In a recent speech Mythili Raman, acting assistant attorney general in the Justice Department's criminal division, discussed the growing trend among federal agencies to cooperate in the investigation and prosecution of Foreign Corrupt Practices Act ("FCPA") violations. As explained by Corporate Counsel, Raman emphasized how that spirit of cooperation has led to greater U.S. interagency cooperation and to greater cooperation across borders as well. See also SEC Actions.

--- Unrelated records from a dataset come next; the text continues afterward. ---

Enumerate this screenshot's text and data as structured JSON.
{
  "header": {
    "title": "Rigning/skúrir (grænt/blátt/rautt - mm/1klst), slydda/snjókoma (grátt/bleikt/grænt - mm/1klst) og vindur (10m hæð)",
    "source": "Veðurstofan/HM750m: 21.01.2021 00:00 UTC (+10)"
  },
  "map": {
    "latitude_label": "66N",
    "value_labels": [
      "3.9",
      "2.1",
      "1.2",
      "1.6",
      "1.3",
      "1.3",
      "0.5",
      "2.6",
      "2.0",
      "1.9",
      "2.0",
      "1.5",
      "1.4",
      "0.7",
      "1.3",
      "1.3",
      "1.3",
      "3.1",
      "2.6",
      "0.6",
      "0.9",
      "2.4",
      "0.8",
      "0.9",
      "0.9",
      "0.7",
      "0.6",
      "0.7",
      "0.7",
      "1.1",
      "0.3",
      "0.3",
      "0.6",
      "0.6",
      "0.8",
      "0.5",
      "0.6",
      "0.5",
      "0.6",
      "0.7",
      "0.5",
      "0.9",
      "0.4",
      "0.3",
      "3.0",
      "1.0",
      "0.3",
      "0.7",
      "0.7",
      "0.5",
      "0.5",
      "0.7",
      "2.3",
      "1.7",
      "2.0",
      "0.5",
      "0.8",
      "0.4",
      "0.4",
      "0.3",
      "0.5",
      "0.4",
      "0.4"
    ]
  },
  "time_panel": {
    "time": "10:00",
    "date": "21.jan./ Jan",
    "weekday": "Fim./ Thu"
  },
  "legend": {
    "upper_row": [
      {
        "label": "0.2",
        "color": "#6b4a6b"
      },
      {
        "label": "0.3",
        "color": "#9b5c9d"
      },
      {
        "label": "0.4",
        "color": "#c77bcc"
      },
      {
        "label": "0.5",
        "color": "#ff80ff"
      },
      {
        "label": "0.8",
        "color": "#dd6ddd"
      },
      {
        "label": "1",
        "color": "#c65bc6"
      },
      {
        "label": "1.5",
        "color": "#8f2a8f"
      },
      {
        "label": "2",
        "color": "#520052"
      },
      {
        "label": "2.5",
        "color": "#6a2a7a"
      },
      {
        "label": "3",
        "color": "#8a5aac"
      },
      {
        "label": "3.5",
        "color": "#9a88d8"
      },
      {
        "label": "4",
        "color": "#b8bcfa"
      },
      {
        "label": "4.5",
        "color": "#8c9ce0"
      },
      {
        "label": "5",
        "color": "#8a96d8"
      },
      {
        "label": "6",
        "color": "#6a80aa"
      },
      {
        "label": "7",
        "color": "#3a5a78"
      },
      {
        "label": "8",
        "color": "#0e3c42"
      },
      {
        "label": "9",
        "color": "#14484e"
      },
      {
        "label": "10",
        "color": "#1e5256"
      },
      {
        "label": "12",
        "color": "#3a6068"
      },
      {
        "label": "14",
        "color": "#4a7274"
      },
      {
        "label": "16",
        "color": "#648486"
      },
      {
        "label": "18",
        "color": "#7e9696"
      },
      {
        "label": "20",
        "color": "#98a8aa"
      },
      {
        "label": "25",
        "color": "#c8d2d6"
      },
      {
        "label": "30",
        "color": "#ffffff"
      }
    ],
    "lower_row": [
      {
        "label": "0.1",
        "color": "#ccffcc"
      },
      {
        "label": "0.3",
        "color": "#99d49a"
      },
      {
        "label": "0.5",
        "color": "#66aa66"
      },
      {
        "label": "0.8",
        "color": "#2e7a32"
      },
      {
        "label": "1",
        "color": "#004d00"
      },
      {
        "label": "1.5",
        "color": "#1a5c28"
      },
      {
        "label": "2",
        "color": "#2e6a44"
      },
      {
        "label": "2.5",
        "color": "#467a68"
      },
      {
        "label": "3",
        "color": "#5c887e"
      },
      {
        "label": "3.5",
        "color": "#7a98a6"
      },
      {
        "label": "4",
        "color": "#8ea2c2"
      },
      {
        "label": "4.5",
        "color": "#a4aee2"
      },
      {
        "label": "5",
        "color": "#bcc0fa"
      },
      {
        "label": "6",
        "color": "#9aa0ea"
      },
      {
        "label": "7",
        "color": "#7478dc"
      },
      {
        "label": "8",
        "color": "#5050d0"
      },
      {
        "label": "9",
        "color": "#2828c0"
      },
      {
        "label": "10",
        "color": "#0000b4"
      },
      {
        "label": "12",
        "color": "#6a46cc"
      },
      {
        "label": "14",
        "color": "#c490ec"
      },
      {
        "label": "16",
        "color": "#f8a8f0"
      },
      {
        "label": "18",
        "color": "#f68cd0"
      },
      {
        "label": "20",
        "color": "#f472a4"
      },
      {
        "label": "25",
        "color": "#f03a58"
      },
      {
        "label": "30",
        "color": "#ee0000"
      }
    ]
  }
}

Last month's Securities and Exchange Commission ("SEC") and Justice Department FCPA case against France-based Total S.A. ("Total") exemplifies that cooperative trend. The regulators allege that Total paid $60 million in bribes to intermediaries of an Iranian government official to help the company obtain oil and gas field development contracts. The SEC's order requires Total to pay disgorgement of $153 million and retain an independent compliance consultant to review and report on Total's compliance with the FCPA. In the parallel criminal proceedings, Total agreed to pay a $245.2 million penalty as part of a deferred prosecution agreement. Charges also were recommended by the prosecutor of Paris for violations of French laws. In the Matter of Total S.A., SEC Release No. 34-69654. See also CNN (summarizing French allegations). Despite this evidence of greater cross-border cooperation, Main Justice noted that global anti-bribery efforts continue to be dominated by the U.S., citing statistics from a just-released Organization for Economic Cooperation and Development study.